Data items

____

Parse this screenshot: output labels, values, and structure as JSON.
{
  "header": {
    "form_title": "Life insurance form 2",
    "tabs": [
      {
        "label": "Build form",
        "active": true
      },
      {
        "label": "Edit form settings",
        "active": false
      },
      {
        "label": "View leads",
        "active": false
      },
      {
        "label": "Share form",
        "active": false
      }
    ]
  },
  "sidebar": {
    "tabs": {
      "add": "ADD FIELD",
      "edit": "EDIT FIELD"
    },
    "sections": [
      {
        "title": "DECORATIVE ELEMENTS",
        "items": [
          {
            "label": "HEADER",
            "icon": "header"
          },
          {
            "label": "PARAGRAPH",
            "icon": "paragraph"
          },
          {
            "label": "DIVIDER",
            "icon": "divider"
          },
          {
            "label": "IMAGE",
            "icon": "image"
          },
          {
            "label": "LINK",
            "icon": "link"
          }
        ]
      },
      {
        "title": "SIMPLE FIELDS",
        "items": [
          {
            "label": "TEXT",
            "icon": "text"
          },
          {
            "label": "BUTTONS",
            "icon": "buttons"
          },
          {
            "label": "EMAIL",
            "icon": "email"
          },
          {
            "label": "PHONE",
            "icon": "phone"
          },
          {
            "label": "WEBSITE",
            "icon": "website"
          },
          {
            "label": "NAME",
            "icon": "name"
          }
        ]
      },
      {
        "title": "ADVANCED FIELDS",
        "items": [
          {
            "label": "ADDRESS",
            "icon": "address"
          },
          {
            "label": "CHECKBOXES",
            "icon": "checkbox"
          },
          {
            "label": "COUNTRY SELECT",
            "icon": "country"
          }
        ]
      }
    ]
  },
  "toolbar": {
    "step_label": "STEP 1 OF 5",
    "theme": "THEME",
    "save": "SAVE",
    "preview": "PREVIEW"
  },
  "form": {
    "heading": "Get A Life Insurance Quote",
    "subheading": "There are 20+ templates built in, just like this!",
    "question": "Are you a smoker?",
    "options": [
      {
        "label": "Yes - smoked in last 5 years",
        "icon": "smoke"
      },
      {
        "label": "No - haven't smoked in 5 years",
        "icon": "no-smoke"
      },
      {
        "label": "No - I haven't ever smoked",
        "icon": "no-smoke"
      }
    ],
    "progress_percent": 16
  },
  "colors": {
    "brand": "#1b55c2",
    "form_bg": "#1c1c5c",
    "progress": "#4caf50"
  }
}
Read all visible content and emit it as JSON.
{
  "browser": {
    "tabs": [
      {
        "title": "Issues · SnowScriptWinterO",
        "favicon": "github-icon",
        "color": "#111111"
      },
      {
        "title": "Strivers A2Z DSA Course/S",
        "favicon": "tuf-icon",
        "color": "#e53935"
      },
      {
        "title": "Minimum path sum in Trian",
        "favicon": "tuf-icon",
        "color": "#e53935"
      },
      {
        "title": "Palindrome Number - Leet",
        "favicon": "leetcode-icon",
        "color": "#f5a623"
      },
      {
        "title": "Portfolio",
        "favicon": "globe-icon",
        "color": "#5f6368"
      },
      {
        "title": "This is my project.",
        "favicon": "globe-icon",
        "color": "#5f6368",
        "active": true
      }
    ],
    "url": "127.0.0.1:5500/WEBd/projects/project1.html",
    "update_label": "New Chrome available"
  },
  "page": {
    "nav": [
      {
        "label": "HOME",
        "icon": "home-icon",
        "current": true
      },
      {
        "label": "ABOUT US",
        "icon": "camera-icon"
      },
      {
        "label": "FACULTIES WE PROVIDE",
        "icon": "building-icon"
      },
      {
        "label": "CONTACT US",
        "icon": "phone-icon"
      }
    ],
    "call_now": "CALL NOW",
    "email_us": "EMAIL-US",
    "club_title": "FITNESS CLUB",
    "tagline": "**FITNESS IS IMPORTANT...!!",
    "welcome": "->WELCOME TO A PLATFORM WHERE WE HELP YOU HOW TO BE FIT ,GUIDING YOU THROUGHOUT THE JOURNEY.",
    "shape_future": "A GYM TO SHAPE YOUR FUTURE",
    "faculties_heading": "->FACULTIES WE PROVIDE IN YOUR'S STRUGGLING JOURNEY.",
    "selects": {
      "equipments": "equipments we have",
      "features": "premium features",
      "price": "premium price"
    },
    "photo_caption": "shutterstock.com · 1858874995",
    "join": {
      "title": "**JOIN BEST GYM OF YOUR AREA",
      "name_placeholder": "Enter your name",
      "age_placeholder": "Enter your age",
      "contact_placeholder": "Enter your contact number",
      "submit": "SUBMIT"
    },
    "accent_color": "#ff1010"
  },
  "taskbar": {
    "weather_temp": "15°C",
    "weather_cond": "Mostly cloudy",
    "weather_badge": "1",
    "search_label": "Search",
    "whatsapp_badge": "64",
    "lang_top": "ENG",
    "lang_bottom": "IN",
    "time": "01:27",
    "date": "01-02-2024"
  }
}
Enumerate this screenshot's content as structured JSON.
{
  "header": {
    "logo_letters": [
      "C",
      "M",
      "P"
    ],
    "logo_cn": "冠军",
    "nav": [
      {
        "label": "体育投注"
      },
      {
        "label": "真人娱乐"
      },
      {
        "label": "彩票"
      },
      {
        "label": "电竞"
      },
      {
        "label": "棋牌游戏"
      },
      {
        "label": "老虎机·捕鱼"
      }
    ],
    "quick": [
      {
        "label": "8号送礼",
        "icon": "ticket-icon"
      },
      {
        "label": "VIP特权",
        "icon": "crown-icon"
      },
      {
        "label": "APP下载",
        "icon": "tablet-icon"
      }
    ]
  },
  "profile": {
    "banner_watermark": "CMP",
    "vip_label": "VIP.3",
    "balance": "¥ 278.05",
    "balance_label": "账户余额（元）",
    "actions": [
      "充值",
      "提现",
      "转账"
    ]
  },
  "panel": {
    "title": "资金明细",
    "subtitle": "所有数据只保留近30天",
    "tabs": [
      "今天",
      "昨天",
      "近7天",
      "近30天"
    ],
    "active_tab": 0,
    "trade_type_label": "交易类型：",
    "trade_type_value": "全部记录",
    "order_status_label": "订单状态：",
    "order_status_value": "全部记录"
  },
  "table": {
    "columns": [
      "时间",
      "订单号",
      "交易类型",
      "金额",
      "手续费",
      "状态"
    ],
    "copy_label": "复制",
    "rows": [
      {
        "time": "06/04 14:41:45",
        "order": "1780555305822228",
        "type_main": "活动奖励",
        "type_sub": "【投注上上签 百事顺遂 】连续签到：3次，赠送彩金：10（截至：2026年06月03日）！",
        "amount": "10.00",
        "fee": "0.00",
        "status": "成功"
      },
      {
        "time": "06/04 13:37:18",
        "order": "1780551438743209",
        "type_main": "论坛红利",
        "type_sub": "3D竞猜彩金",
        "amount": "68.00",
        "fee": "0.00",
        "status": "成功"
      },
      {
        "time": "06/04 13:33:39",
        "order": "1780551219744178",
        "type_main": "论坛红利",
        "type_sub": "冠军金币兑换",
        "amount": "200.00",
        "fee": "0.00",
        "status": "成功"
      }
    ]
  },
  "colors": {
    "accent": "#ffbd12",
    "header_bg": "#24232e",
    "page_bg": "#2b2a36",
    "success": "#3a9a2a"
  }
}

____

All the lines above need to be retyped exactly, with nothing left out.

*Solution*:
Parse this screenshot: output labels, values, and structure as JSON.
{
  "header": {
    "form_title": "Life insurance form 2",
    "tabs": [
      {
        "label": "Build form",
        "active": true
      },
      {
        "label": "Edit form settings",
        "active": false
      },
      {
        "label": "View leads",
        "active": false
      },
      {
        "label": "Share form",
        "active": false
      }
    ]
  },
  "sidebar": {
    "tabs": {
      "add": "ADD FIELD",
      "edit": "EDIT FIELD"
    },
    "sections": [
      {
        "title": "DECORATIVE ELEMENTS",
        "items": [
          {
            "label": "HEADER",
            "icon": "header"
          },
          {
            "label": "PARAGRAPH",
            "icon": "paragraph"
          },
          {
            "label": "DIVIDER",
            "icon": "divider"
          },
          {
            "label": "IMAGE",
            "icon": "image"
          },
          {
            "label": "LINK",
            "icon": "link"
          }
        ]
      },
      {
        "title": "SIMPLE FIELDS",
        "items": [
          {
            "label": "TEXT",
            "icon": "text"
          },
          {
            "label": "BUTTONS",
            "icon": "buttons"
          },
          {
            "label": "EMAIL",
            "icon": "email"
          },
          {
            "label": "PHONE",
            "icon": "phone"
          },
          {
            "label": "WEBSITE",
            "icon": "website"
          },
          {
            "label": "NAME",
            "icon": "name"
          }
        ]
      },
      {
        "title": "ADVANCED FIELDS",
        "items": [
          {
            "label": "ADDRESS",
            "icon": "address"
          },
          {
            "label": "CHECKBOXES",
            "icon": "checkbox"
          },
          {
            "label": "COUNTRY SELECT",
            "icon": "country"
          }
        ]
      }
    ]
  },
  "toolbar": {
    "step_label": "STEP 1 OF 5",
    "theme": "THEME",
    "save": "SAVE",
    "preview": "PREVIEW"
  },
  "form": {
    "heading": "Get A Life Insurance Quote",
    "subheading": "There are 20+ templates built in, just like this!",
    "question": "Are you a smoker?",
    "options": [
      {
        "label": "Yes - smoked in last 5 years",
        "icon": "smoke"
      },
      {
        "label": "No - haven't smoked in 5 years",
        "icon": "no-smoke"
      },
      {
        "label": "No - I haven't ever smoked",
        "icon": "no-smoke"
      }
    ],
    "progress_percent": 16
  },
  "colors": {
    "brand": "#1b55c2",
    "form_bg": "#1c1c5c",
    "progress": "#4caf50"
  }
}
Read all visible content and emit it as JSON.
{
  "browser": {
    "tabs": [
      {
        "title": "Issues · SnowScriptWinterO",
        "favicon": "github-icon",
        "color": "#111111"
      },
      {
        "title": "Strivers A2Z DSA Course/S",
        "favicon": "tuf-icon",
        "color": "#e53935"
      },
      {
        "title": "Minimum path sum in Trian",
        "favicon": "tuf-icon",
        "color": "#e53935"
      },
      {
        "title": "Palindrome Number - Leet",
        "favicon": "leetcode-icon",
        "color": "#f5a623"
      },
      {
        "title": "Portfolio",
        "favicon": "globe-icon",
        "color": "#5f6368"
      },
      {
        "title": "This is my project.",
        "favicon": "globe-icon",
        "color": "#5f6368",
        "active": true
      }
    ],
    "url": "127.0.0.1:5500/WEBd/projects/project1.html",
    "update_label": "New Chrome available"
  },
  "page": {
    "nav": [
      {
        "label": "HOME",
        "icon": "home-icon",
        "current": true
      },
      {
        "label": "ABOUT US",
        "icon": "camera-icon"
      },
      {
        "label": "FACULTIES WE PROVIDE",
        "icon": "building-icon"
      },
      {
        "label": "CONTACT US",
        "icon": "phone-icon"
      }
    ],
    "call_now": "CALL NOW",
    "email_us": "EMAIL-US",
    "club_title": "FITNESS CLUB",
    "tagline": "**FITNESS IS IMPORTANT...!!",
    "welcome": "->WELCOME TO A PLATFORM WHERE WE HELP YOU HOW TO BE FIT ,GUIDING YOU THROUGHOUT THE JOURNEY.",
    "shape_future": "A GYM TO SHAPE YOUR FUTURE",
    "faculties_heading": "->FACULTIES WE PROVIDE IN YOUR'S STRUGGLING JOURNEY.",
    "selects": {
      "equipments": "equipments we have",
      "features": "premium features",
      "price": "premium price"
    },
    "photo_caption": "shutterstock.com · 1858874995",
    "join": {
      "title": "**JOIN BEST GYM OF YOUR AREA",
      "name_placeholder": "Enter your name",
      "age_placeholder": "Enter your age",
      "contact_placeholder": "Enter your contact number",
      "submit": "SUBMIT"
    },
    "accent_color": "#ff1010"
  },
  "taskbar": {
    "weather_temp": "15°C",
    "weather_cond": "Mostly cloudy",
    "weather_badge": "1",
    "search_label": "Search",
    "whatsapp_badge": "64",
    "lang_top": "ENG",
    "lang_bottom": "IN",
    "time": "01:27",
    "date": "01-02-2024"
  }
}
Enumerate this screenshot's content as structured JSON.
{
  "header": {
    "logo_letters": [
      "C",
      "M",
      "P"
    ],
    "logo_cn": "冠军",
    "nav": [
      {
        "label": "体育投注"
      },
      {
        "label": "真人娱乐"
      },
      {
        "label": "彩票"
      },
      {
        "label": "电竞"
      },
      {
        "label": "棋牌游戏"
      },
      {
        "label": "老虎机·捕鱼"
      }
    ],
    "quick": [
      {
        "label": "8号送礼",
        "icon": "ticket-icon"
      },
      {
        "label": "VIP特权",
        "icon": "crown-icon"
      },
      {
        "label": "APP下载",
        "icon": "tablet-icon"
      }
    ]
  },
  "profile": {
    "banner_watermark": "CMP",
    "vip_label": "VIP.3",
    "balance": "¥ 278.05",
    "balance_label": "账户余额（元）",
    "actions": [
      "充值",
      "提现",
      "转账"
    ]
  },
  "panel": {
    "title": "资金明细",
    "subtitle": "所有数据只保留近30天",
    "tabs": [
      "今天",
      "昨天",
      "近7天",
      "近30天"
    ],
    "active_tab": 0,
    "trade_type_label": "交易类型：",
    "trade_type_value": "全部记录",
    "order_status_label": "订单状态：",
    "order_status_value": "全部记录"
  },
  "table": {
    "columns": [
      "时间",
      "订单号",
      "交易类型",
      "金额",
      "手续费",
      "状态"
    ],
    "copy_label": "复制",
    "rows": [
      {
        "time": "06/04 14:41:45",
        "order": "1780555305822228",
        "type_main": "活动奖励",
        "type_sub": "【投注上上签 百事顺遂 】连续签到：3次，赠送彩金：10（截至：2026年06月03日）！",
        "amount": "10.00",
        "fee": "0.00",
        "status": "成功"
      },
      {
        "time": "06/04 13:37:18",
        "order": "1780551438743209",
        "type_main": "论坛红利",
        "type_sub": "3D竞猜彩金",
        "amount": "68.00",
        "fee": "0.00",
        "status": "成功"
      },
      {
        "time": "06/04 13:33:39",
        "order": "1780551219744178",
        "type_main": "论坛红利",
        "type_sub": "冠军金币兑换",
        "amount": "200.00",
        "fee": "0.00",
        "status": "成功"
      }
    ]
  },
  "colors": {
    "accent": "#ffbd12",
    "header_bg": "#24232e",
    "page_bg": "#2b2a36",
    "success": "#3a9a2a"
  }
}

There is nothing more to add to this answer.